All entries are to be reproduced exactly; the pictures are to be omitted.

Dataset rows for apps and sites:
•••

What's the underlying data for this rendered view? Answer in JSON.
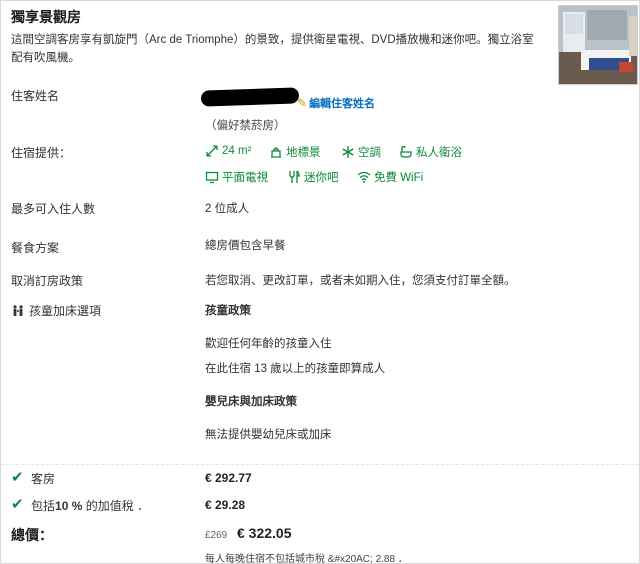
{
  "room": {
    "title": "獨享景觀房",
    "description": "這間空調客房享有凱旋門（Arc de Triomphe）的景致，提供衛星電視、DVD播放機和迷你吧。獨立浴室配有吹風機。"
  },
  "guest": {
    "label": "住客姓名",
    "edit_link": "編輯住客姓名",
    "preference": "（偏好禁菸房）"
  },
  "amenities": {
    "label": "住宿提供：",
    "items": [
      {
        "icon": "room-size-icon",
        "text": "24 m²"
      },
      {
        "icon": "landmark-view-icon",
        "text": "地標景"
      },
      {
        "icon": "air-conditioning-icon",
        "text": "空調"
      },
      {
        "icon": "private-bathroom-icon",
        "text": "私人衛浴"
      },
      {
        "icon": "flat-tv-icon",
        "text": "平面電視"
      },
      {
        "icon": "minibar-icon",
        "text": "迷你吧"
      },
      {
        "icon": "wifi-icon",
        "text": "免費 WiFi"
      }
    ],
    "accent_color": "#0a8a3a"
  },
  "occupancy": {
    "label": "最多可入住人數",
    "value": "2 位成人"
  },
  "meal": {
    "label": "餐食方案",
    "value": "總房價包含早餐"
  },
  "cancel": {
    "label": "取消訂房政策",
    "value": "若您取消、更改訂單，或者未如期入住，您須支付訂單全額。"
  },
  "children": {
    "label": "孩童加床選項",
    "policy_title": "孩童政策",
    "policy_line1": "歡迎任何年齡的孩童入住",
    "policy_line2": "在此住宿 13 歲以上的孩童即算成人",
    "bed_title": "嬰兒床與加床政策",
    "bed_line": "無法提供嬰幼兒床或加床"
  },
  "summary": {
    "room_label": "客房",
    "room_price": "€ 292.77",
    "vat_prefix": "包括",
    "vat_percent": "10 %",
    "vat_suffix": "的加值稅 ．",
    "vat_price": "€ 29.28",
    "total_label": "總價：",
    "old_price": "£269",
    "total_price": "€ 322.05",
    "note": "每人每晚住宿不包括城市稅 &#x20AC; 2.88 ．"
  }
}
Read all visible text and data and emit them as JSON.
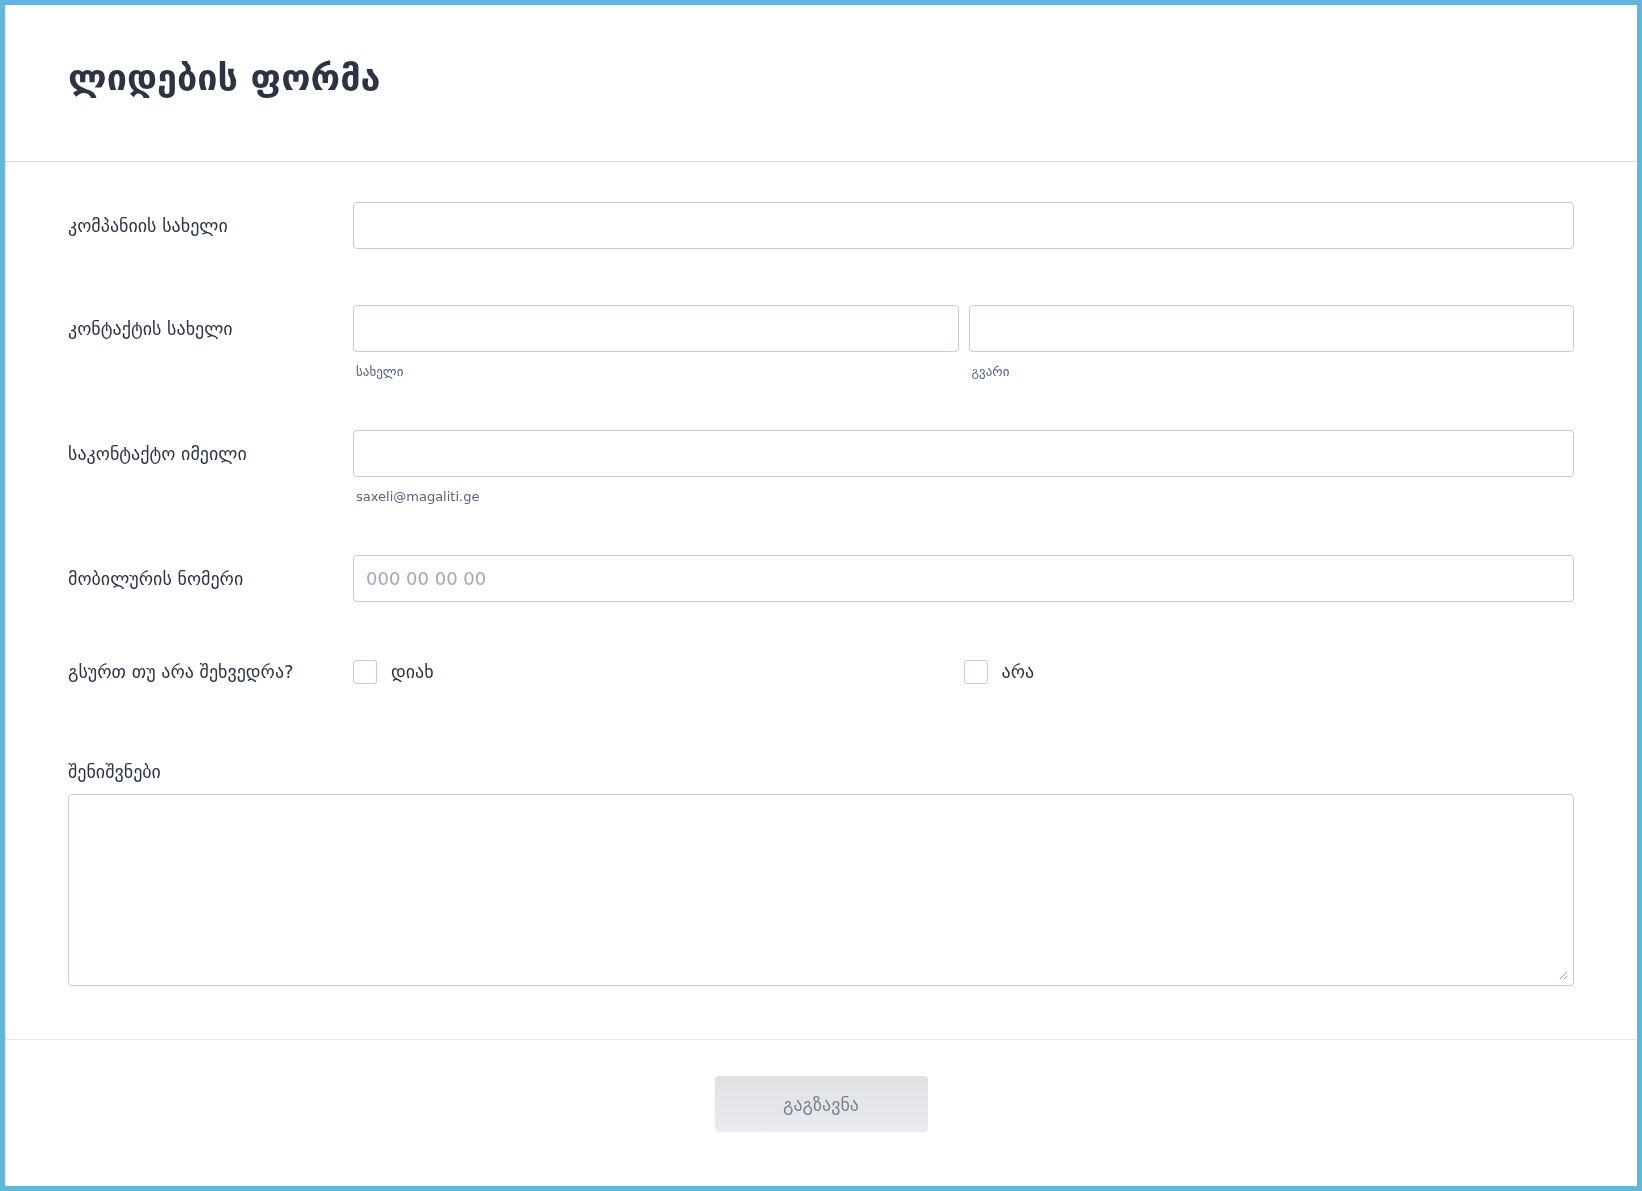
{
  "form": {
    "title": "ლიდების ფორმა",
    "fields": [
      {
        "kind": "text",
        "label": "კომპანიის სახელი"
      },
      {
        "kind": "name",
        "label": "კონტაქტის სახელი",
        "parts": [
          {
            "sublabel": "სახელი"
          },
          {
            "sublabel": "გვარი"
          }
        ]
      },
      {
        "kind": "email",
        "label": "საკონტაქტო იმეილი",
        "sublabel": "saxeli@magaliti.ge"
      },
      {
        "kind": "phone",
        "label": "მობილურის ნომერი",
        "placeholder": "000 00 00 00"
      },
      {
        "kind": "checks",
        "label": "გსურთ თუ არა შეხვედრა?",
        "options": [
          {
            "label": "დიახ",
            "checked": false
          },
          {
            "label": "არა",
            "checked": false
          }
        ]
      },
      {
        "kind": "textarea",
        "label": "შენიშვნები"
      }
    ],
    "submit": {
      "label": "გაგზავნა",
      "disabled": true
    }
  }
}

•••

* _Result of the exercise_:
What's the underlying data for this rendered view? Answer in JSON.
{
  "room": {
    "title": "獨享景觀房",
    "description": "這間空調客房享有凱旋門（Arc de Triomphe）的景致，提供衛星電視、DVD播放機和迷你吧。獨立浴室配有吹風機。"
  },
  "guest": {
    "label": "住客姓名",
    "edit_link": "編輯住客姓名",
    "preference": "（偏好禁菸房）"
  },
  "amenities": {
    "label": "住宿提供：",
    "items": [
      {
        "icon": "room-size-icon",
        "text": "24 m²"
      },
      {
        "icon": "landmark-view-icon",
        "text": "地標景"
      },
      {
        "icon": "air-conditioning-icon",
        "text": "空調"
      },
      {
        "icon": "private-bathroom-icon",
        "text": "私人衛浴"
      },
      {
        "icon": "flat-tv-icon",
        "text": "平面電視"
      },
      {
        "icon": "minibar-icon",
        "text": "迷你吧"
      },
      {
        "icon": "wifi-icon",
        "text": "免費 WiFi"
      }
    ],
    "accent_color": "#0a8a3a"
  },
  "occupancy": {
    "label": "最多可入住人數",
    "value": "2 位成人"
  },
  "meal": {
    "label": "餐食方案",
    "value": "總房價包含早餐"
  },
  "cancel": {
    "label": "取消訂房政策",
    "value": "若您取消、更改訂單，或者未如期入住，您須支付訂單全額。"
  },
  "children": {
    "label": "孩童加床選項",
    "policy_title": "孩童政策",
    "policy_line1": "歡迎任何年齡的孩童入住",
    "policy_line2": "在此住宿 13 歲以上的孩童即算成人",
    "bed_title": "嬰兒床與加床政策",
    "bed_line": "無法提供嬰幼兒床或加床"
  },
  "summary": {
    "room_label": "客房",
    "room_price": "€ 292.77",
    "vat_prefix": "包括",
    "vat_percent": "10 %",
    "vat_suffix": "的加值稅 ．",
    "vat_price": "€ 29.28",
    "total_label": "總價：",
    "old_price": "£269",
    "total_price": "€ 322.05",
    "note": "每人每晚住宿不包括城市稅 &#x20AC; 2.88 ．"
  }
}
Read all visible text and data and emit them as JSON.
{
  "form": {
    "title": "ლიდების ფორმა",
    "fields": [
      {
        "kind": "text",
        "label": "კომპანიის სახელი"
      },
      {
        "kind": "name",
        "label": "კონტაქტის სახელი",
        "parts": [
          {
            "sublabel": "სახელი"
          },
          {
            "sublabel": "გვარი"
          }
        ]
      },
      {
        "kind": "email",
        "label": "საკონტაქტო იმეილი",
        "sublabel": "saxeli@magaliti.ge"
      },
      {
        "kind": "phone",
        "label": "მობილურის ნომერი",
        "placeholder": "000 00 00 00"
      },
      {
        "kind": "checks",
        "label": "გსურთ თუ არა შეხვედრა?",
        "options": [
          {
            "label": "დიახ",
            "checked": false
          },
          {
            "label": "არა",
            "checked": false
          }
        ]
      },
      {
        "kind": "textarea",
        "label": "შენიშვნები"
      }
    ],
    "submit": {
      "label": "გაგზავნა",
      "disabled": true
    }
  }
}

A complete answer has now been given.